◆ **Input records**
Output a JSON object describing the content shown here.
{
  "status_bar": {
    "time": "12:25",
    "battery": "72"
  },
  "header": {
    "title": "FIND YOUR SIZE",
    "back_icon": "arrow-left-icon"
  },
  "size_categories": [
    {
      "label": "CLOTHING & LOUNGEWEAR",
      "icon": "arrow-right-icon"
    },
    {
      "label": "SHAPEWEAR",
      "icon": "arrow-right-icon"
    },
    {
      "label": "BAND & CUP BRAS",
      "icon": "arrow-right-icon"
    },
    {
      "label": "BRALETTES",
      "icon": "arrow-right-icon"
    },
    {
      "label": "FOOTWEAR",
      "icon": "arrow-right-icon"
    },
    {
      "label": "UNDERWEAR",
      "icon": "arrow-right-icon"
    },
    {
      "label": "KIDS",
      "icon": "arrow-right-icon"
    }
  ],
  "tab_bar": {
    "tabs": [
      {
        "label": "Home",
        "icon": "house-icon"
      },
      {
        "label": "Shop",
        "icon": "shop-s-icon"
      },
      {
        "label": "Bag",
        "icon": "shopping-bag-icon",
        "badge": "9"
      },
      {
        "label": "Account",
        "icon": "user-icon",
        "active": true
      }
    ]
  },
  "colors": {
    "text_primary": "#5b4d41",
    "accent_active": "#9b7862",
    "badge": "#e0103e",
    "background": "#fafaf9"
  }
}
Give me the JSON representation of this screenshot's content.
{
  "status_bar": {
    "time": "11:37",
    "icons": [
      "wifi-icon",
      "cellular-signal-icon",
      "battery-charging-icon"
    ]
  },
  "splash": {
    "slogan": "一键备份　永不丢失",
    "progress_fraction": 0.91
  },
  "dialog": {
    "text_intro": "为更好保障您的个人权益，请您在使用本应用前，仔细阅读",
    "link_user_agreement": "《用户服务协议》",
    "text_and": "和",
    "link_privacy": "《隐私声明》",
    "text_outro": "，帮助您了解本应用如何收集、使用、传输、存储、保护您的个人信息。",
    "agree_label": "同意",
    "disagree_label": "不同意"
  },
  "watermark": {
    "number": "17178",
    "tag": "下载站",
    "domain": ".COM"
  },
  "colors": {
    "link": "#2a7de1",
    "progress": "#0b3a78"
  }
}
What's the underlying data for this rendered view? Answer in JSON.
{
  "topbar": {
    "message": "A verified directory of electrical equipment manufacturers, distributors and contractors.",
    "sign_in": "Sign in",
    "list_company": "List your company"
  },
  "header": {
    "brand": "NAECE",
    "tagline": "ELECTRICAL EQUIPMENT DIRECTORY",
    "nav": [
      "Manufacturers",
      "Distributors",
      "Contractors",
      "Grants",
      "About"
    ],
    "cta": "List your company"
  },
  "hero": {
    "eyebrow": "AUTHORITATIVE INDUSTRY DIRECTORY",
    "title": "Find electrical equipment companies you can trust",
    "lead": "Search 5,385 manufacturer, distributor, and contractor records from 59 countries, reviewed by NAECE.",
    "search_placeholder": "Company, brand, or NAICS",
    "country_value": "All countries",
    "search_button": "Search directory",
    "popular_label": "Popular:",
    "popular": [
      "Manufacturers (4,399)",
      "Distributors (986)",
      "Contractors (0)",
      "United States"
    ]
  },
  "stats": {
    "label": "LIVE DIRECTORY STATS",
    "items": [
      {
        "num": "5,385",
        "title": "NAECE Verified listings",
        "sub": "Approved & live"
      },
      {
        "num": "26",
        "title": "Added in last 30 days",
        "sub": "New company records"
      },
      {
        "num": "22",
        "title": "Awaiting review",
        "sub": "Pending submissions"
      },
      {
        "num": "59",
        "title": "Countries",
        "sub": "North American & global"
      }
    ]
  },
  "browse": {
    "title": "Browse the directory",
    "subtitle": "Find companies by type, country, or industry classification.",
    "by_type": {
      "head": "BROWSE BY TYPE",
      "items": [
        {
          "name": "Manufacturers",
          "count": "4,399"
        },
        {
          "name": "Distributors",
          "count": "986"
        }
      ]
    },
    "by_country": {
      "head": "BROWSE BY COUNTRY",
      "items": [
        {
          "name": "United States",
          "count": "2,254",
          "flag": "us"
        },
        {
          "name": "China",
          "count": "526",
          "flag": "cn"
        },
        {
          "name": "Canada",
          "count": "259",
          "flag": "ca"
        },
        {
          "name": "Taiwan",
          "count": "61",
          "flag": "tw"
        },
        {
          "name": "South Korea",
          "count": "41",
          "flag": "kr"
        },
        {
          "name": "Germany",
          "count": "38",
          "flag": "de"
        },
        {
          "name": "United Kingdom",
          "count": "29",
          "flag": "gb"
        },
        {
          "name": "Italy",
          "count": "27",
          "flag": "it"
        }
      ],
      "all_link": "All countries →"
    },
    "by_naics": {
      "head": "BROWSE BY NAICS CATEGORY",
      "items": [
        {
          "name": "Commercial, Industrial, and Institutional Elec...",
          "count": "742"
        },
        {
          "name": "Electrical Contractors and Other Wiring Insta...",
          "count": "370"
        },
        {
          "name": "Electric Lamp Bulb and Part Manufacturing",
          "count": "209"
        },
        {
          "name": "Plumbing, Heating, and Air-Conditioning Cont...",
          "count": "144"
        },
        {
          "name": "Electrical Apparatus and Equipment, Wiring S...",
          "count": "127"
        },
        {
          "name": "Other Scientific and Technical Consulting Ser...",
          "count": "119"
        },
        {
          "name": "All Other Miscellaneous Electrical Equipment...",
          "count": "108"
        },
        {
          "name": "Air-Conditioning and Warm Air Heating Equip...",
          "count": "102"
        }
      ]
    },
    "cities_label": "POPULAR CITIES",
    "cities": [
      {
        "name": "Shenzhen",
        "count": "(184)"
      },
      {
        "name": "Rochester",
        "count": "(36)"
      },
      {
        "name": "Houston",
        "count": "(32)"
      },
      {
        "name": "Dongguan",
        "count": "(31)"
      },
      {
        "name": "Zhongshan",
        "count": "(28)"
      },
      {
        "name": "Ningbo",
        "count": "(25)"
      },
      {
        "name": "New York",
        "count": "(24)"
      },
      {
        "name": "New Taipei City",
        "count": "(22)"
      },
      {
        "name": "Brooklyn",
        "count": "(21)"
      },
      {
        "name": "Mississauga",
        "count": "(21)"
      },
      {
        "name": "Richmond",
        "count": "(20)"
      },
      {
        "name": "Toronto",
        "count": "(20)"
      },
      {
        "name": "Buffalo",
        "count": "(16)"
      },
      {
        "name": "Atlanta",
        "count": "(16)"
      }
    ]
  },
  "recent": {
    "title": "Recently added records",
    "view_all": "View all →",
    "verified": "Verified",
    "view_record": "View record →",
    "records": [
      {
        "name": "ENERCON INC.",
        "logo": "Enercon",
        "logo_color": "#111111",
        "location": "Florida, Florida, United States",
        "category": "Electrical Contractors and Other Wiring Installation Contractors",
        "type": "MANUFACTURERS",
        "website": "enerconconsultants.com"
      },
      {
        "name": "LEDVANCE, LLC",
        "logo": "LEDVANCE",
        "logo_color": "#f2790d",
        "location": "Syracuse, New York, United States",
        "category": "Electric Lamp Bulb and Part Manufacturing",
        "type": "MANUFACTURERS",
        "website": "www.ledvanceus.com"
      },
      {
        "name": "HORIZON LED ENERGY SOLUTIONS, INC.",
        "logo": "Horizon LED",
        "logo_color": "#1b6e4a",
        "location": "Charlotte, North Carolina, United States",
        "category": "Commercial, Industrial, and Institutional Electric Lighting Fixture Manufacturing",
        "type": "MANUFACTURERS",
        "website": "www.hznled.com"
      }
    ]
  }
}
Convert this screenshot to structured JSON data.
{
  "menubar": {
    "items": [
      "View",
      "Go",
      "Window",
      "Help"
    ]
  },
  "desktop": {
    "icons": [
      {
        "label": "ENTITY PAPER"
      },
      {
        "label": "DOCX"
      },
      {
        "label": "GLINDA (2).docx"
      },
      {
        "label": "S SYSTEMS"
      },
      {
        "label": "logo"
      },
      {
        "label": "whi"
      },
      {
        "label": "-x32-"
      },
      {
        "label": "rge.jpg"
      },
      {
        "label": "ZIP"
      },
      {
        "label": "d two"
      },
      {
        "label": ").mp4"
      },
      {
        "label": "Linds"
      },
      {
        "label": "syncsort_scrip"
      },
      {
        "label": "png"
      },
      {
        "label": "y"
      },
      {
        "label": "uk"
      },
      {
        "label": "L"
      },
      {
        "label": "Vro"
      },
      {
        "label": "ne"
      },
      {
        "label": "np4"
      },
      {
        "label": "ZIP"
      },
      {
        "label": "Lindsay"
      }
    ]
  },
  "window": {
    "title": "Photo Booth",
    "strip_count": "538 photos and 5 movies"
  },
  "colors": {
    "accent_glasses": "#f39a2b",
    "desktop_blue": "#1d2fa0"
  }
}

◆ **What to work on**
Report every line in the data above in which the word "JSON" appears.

◆ **Problem solution**
Output a JSON object describing the content shown here.
Give me the JSON representation of this screenshot's content.
What's the underlying data for this rendered view? Answer in JSON.
Convert this screenshot to structured JSON data.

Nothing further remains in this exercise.